As Grandpa liked to tell the story he was eventually taken to a hanger with a Consolidated B-24 heavy bomber.  There were some engineers from the company present as well as some military mechanics.  Oddly, there was also an interior designer from New York City.

The team redesigned the plane, converting it into a passenger aircraft.  The bomb lift was converted into a small elevator.  The interior decorator made it into a well appointed vehicle suitable for VIP travel.  Grandpa’s job was to use his photography and welding skills to inspect the welds and make sure all the structural changes planned by the engineers were done properly.

What they had built was to be the first Air Force One – the first plane intentionally designed to carry the President of the United States.  The bomb lift/elevator conversion was needed because FDR was paralyzed from Polio, but according to Grandpa the public didn’t know that at the time.  That was a big part of the need for secrecy around the project.

There were a few of these B-24 conversions.  The converted planes were dubbed C-87 models.  The one Grandpa helped build was called the Guess Where II – a play on words because Presidential travel was kept secret.
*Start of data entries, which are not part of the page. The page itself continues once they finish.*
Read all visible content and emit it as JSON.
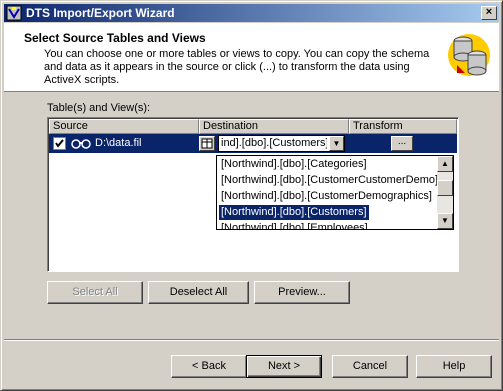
{
  "window": {
    "title": "DTS Import/Export Wizard",
    "close_glyph": "×"
  },
  "header": {
    "heading": "Select Source Tables and Views",
    "description": "You can choose one or more tables or views to copy.  You can copy the schema and data as it appears in the source or click (...) to transform the data using ActiveX scripts."
  },
  "grid": {
    "label": "Table(s) and View(s):",
    "columns": [
      "Source",
      "Destination",
      "Transform"
    ],
    "row": {
      "checked": true,
      "source": "D:\\data.fil",
      "destination": "ind].[dbo].[Customers]",
      "transform_label": "..."
    }
  },
  "dropdown": {
    "items": [
      "[Northwind].[dbo].[Categories]",
      "[Northwind].[dbo].[CustomerCustomerDemo]",
      "[Northwind].[dbo].[CustomerDemographics]",
      "[Northwind].[dbo].[Customers]",
      "[Northwind].[dbo].[Employees]"
    ],
    "selected": "[Northwind].[dbo].[Customers]"
  },
  "actions": {
    "select_all": "Select All",
    "deselect_all": "Deselect All",
    "preview": "Preview..."
  },
  "footer": {
    "back": "< Back",
    "next": "Next >",
    "cancel": "Cancel",
    "help": "Help"
  },
  "colors": {
    "selection": "#0a246a",
    "face": "#d4d0c8"
  }
}
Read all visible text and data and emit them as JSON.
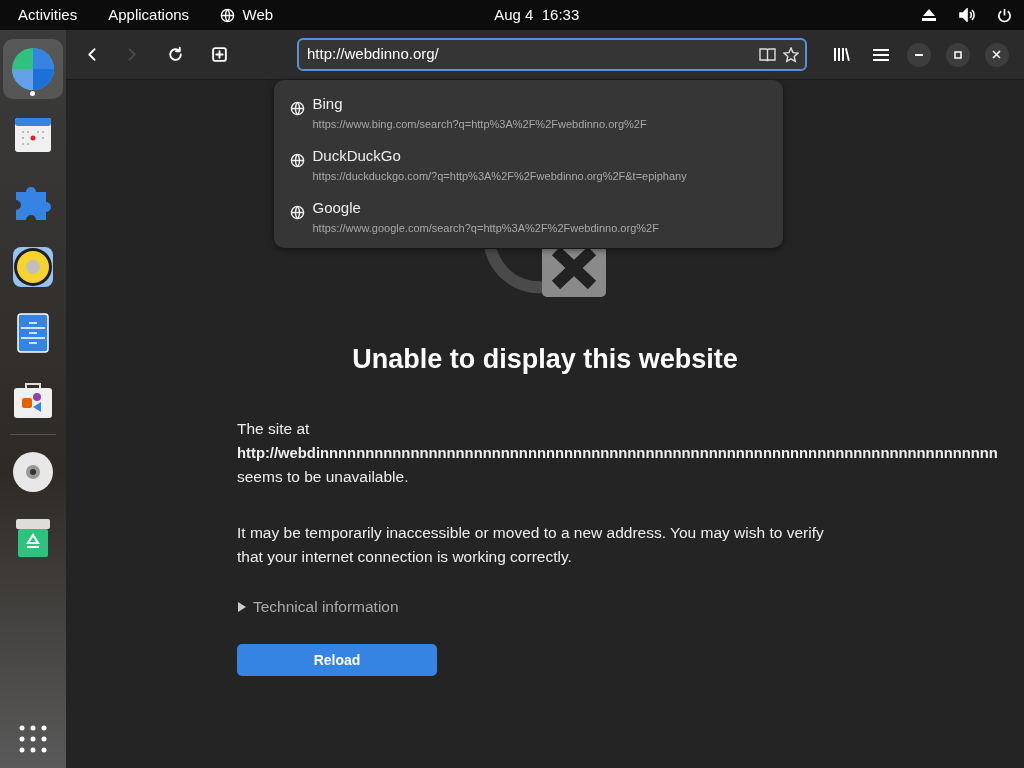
{
  "top_bar": {
    "activities": "Activities",
    "applications": "Applications",
    "app_menu": "Web",
    "clock": "Aug 4  16:33"
  },
  "dock": {
    "items": [
      {
        "kind": "web",
        "running": true
      },
      {
        "kind": "calendar",
        "running": false
      },
      {
        "kind": "extensions",
        "running": false
      },
      {
        "kind": "rhythmbox",
        "running": false
      },
      {
        "kind": "files",
        "running": false
      },
      {
        "kind": "software",
        "running": false
      },
      {
        "kind": "disc",
        "running": false
      },
      {
        "kind": "trash",
        "running": false
      }
    ]
  },
  "toolbar": {
    "nav_buttons": [
      {
        "kind": "back",
        "disabled": false
      },
      {
        "kind": "forward",
        "disabled": true
      },
      {
        "kind": "reload",
        "disabled": false
      },
      {
        "kind": "new_tab",
        "disabled": false
      }
    ],
    "address": "http://webdinno.org/"
  },
  "suggestions": [
    {
      "title": "Bing",
      "url": "https://www.bing.com/search?q=http%3A%2F%2Fwebdinno.org%2F"
    },
    {
      "title": "DuckDuckGo",
      "url": "https://duckduckgo.com/?q=http%3A%2F%2Fwebdinno.org%2F&t=epiphany"
    },
    {
      "title": "Google",
      "url": "https://www.google.com/search?q=http%3A%2F%2Fwebdinno.org%2F"
    }
  ],
  "error": {
    "title": "Unable to display this website",
    "paragraphs": [
      "The site at **http://webdinnnnnnnnnnnnnnnnnnnnnnnnnnnnnnnnnnnnnnnnnnnnnnnnnnnnnnnnnnnnnnnnnnnnnnnnnnn** seems to be unavailable.",
      "It may be temporarily inaccessible or moved to a new address. You may wish to verify that your internet connection is working correctly."
    ],
    "details": {
      "label": "Technical information",
      "expanded": false
    },
    "button": "Reload"
  }
}
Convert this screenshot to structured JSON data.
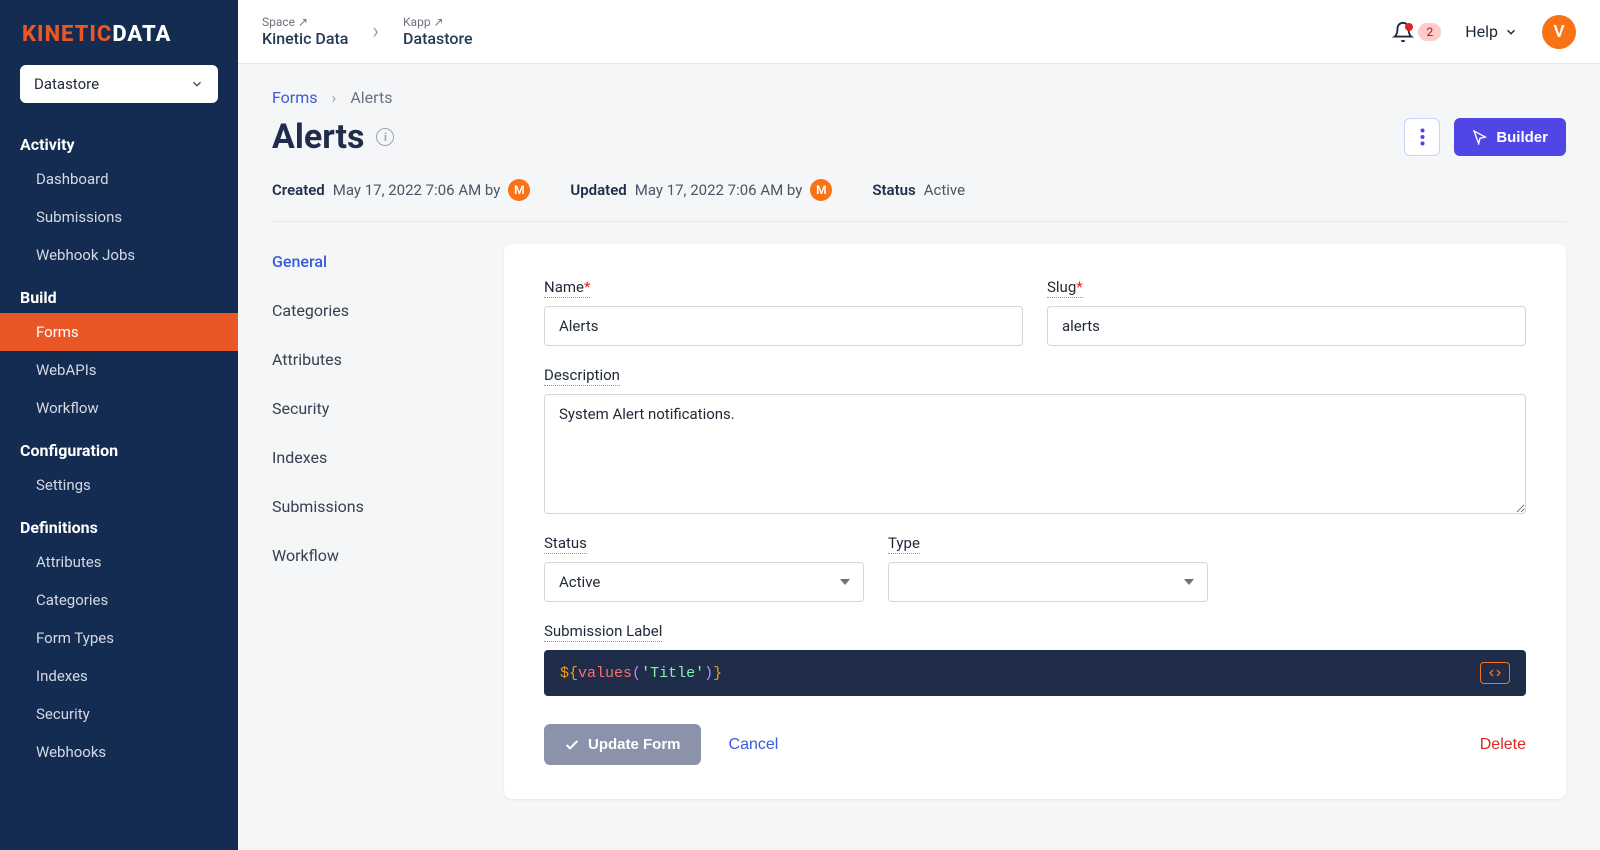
{
  "brand": {
    "part1": "KINETIC",
    "part2": "DATA"
  },
  "sidebarSelect": "Datastore",
  "sidebar": {
    "sections": [
      {
        "title": "Activity",
        "items": [
          "Dashboard",
          "Submissions",
          "Webhook Jobs"
        ]
      },
      {
        "title": "Build",
        "items": [
          "Forms",
          "WebAPIs",
          "Workflow"
        ],
        "activeIndex": 0
      },
      {
        "title": "Configuration",
        "items": [
          "Settings"
        ]
      },
      {
        "title": "Definitions",
        "items": [
          "Attributes",
          "Categories",
          "Form Types",
          "Indexes",
          "Security",
          "Webhooks"
        ]
      }
    ]
  },
  "topbar": {
    "space": {
      "label": "Space",
      "value": "Kinetic Data"
    },
    "kapp": {
      "label": "Kapp",
      "value": "Datastore"
    },
    "notifCount": "2",
    "help": "Help",
    "avatar": "V"
  },
  "breadcrumb": {
    "parent": "Forms",
    "current": "Alerts"
  },
  "pageTitle": "Alerts",
  "builderLabel": "Builder",
  "meta": {
    "created": {
      "label": "Created",
      "value": "May 17, 2022 7:06 AM by",
      "user": "M"
    },
    "updated": {
      "label": "Updated",
      "value": "May 17, 2022 7:06 AM by",
      "user": "M"
    },
    "status": {
      "label": "Status",
      "value": "Active"
    }
  },
  "sideTabs": [
    "General",
    "Categories",
    "Attributes",
    "Security",
    "Indexes",
    "Submissions",
    "Workflow"
  ],
  "activeTab": 0,
  "form": {
    "name": {
      "label": "Name",
      "value": "Alerts",
      "required": true
    },
    "slug": {
      "label": "Slug",
      "value": "alerts",
      "required": true
    },
    "description": {
      "label": "Description",
      "value": "System Alert notifications."
    },
    "status": {
      "label": "Status",
      "value": "Active"
    },
    "type": {
      "label": "Type",
      "value": ""
    },
    "submissionLabel": {
      "label": "Submission Label",
      "dollar": "$",
      "func": "values",
      "arg": "'Title'"
    }
  },
  "actions": {
    "update": "Update Form",
    "cancel": "Cancel",
    "delete": "Delete"
  }
}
Unfortunately, the Guess Where II never carried Roosevelt.  After the plane was built and just before its inaugural trip, the Secret Service decided the B-24 safety record wasn’t good enough.  The President took a different plane to meet Churchill and Stalin at the Teheran summit to begin planning the end of WWII.

Another brush with history in a life full of such events.

A Navy man until the end, Lieutenant Magnuson spent his last days at the new Veterans nursing home in Black Mountain being one of the first patients admitted when it opened in 2012.  He passed away in 2014.

Happy Veterans Day, Grandpa!  You and your stories are always missed.

This post first appeared in the Herald Weekly at